> **DESCRIPTION OF THE TASK**:
Among the lines below, copy each one in which "JSON" appears.

App and web page records

+ + + +

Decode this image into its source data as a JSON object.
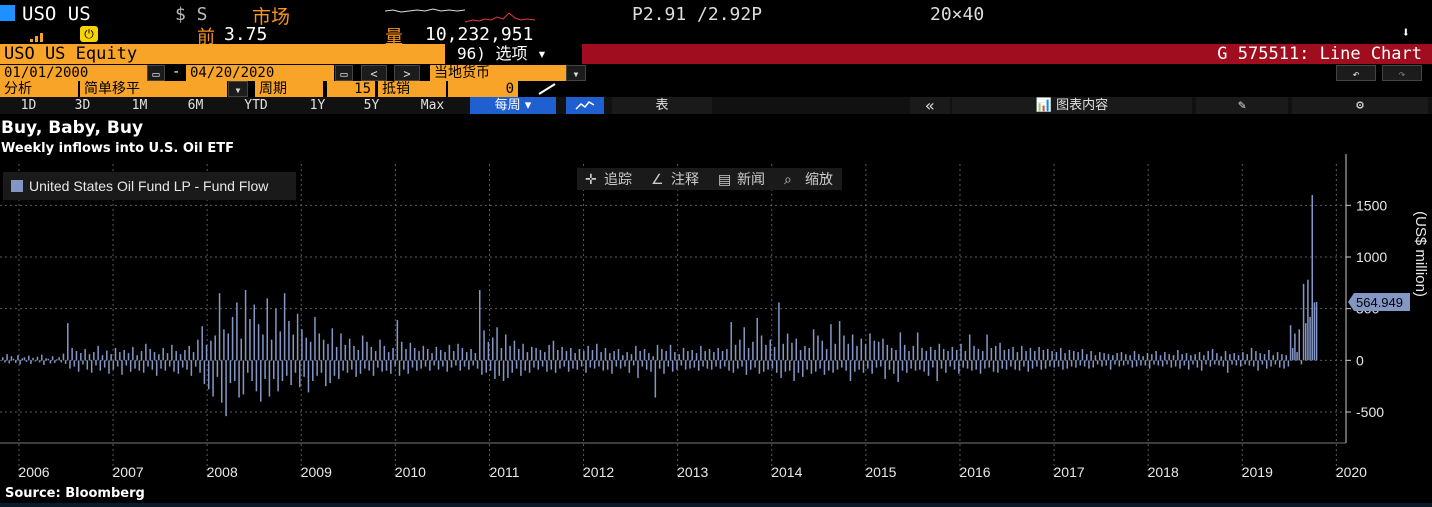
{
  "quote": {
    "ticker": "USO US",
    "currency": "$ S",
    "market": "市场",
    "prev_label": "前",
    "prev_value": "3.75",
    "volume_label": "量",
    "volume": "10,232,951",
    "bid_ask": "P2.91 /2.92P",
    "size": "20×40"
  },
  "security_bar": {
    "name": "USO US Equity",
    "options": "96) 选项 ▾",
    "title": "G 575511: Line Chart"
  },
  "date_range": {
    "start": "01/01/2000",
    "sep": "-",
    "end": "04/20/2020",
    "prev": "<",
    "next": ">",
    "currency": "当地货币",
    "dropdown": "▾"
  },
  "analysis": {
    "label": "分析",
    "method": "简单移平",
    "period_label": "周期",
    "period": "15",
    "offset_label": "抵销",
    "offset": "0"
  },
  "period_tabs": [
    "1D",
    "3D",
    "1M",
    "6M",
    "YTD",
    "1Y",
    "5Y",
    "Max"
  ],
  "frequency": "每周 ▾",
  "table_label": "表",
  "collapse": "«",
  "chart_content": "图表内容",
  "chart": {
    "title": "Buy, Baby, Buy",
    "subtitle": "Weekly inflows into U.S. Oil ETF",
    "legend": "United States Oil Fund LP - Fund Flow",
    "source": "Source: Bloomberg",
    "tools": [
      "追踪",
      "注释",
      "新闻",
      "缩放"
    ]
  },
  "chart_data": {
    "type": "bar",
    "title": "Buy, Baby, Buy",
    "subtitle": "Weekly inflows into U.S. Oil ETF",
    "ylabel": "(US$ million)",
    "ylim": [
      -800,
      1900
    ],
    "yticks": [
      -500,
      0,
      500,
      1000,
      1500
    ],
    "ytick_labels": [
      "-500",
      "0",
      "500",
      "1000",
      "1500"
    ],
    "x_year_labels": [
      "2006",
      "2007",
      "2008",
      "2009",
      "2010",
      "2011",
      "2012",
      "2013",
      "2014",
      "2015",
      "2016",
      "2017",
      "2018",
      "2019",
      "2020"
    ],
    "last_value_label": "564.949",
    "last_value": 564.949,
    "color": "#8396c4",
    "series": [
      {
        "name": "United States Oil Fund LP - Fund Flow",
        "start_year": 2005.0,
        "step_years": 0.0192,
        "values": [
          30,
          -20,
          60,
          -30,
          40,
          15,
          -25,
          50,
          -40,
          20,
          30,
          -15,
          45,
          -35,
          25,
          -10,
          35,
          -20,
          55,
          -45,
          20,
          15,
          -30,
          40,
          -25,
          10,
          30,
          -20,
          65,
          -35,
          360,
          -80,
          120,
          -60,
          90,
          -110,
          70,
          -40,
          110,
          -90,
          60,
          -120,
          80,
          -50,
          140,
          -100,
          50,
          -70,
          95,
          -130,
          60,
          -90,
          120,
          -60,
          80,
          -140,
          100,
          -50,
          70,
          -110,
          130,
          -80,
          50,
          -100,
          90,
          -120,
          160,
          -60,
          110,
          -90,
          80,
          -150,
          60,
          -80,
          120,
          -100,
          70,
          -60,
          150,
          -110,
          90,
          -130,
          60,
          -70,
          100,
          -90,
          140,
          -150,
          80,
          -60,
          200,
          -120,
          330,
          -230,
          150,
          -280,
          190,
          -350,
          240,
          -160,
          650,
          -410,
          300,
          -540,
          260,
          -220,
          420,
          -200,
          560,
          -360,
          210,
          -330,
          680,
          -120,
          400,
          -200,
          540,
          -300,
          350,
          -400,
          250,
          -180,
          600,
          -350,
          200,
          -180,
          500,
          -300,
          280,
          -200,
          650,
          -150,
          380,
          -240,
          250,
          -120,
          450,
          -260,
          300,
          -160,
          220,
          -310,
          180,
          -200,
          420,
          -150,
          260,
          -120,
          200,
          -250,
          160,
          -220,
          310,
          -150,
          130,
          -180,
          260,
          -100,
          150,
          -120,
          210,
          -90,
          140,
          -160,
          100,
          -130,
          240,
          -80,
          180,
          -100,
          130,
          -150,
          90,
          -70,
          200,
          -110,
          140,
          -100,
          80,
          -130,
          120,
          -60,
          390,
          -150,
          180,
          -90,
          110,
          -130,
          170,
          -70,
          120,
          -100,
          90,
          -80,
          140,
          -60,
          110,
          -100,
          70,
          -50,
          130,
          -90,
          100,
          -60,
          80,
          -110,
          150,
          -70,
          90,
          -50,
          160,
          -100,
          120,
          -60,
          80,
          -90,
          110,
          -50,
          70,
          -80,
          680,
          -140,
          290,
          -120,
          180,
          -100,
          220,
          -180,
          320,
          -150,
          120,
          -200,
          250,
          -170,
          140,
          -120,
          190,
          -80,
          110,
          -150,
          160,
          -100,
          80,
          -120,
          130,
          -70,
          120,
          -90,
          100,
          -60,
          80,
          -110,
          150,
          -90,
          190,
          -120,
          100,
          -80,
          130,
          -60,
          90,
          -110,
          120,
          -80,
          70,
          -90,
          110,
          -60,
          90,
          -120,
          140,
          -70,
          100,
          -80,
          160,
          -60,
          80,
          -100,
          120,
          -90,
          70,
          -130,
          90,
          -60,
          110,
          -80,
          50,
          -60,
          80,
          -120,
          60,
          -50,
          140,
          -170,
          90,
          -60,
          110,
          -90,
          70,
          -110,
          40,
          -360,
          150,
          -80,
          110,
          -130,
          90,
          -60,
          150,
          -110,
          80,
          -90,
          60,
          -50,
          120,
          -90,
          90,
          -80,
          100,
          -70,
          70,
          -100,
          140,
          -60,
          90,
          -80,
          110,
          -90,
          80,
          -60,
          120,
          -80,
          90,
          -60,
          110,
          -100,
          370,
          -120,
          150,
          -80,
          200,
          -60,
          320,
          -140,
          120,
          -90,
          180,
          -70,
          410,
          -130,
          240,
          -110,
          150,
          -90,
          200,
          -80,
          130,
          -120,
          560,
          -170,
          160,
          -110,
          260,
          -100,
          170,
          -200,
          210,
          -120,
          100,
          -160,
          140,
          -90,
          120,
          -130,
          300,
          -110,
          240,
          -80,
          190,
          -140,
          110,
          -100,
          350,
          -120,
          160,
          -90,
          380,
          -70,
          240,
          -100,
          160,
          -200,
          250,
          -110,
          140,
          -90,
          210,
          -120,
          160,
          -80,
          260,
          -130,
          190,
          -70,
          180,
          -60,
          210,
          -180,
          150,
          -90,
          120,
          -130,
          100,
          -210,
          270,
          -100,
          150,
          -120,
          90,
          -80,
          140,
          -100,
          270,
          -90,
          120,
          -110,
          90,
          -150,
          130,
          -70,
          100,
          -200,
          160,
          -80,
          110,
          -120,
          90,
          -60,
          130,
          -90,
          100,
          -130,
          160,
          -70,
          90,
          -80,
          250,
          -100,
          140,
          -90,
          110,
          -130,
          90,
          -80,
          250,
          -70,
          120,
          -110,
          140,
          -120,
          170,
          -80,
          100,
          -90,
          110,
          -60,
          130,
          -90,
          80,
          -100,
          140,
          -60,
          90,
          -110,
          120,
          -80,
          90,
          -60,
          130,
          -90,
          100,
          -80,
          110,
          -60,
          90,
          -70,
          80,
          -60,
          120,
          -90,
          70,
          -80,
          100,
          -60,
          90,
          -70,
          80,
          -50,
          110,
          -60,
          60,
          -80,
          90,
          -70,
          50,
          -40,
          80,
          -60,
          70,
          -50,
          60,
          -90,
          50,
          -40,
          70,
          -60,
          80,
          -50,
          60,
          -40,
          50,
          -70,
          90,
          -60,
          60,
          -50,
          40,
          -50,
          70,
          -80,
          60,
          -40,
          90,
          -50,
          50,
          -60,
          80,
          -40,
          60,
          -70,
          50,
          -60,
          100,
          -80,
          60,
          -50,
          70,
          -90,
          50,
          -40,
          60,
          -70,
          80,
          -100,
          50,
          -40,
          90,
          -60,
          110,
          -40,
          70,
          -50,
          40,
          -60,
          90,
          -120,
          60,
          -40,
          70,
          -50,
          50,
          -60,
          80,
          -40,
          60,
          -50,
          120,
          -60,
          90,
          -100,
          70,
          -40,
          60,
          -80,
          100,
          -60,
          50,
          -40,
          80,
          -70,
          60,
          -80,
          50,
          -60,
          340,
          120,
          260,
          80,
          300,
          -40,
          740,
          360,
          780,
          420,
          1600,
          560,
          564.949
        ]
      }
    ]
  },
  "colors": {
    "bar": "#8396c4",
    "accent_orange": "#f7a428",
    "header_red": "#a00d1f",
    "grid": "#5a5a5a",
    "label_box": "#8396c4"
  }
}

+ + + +

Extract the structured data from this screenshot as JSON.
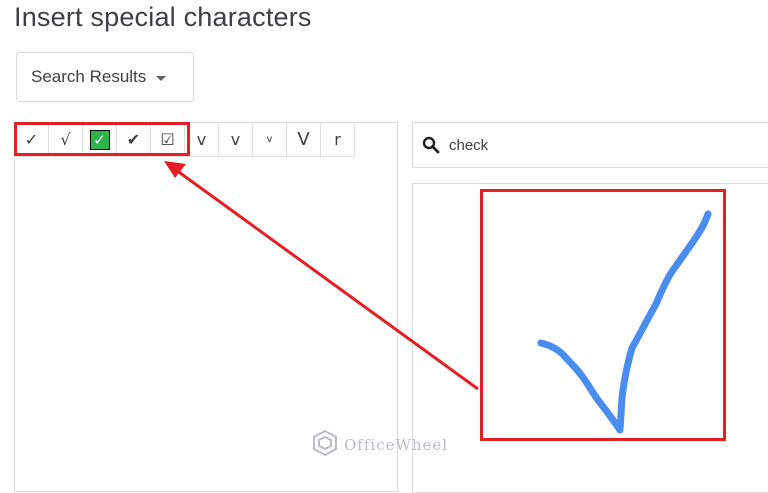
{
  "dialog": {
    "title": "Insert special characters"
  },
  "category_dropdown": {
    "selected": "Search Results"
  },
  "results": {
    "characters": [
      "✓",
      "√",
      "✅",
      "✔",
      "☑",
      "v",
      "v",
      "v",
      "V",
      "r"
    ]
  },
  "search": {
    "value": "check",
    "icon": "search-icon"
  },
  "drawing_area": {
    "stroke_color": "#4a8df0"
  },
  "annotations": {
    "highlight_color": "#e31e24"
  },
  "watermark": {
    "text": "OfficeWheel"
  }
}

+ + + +

> **TASK ANSWER**:
Decode this image into its source data as a JSON object.
Extract the structured data from this screenshot as JSON.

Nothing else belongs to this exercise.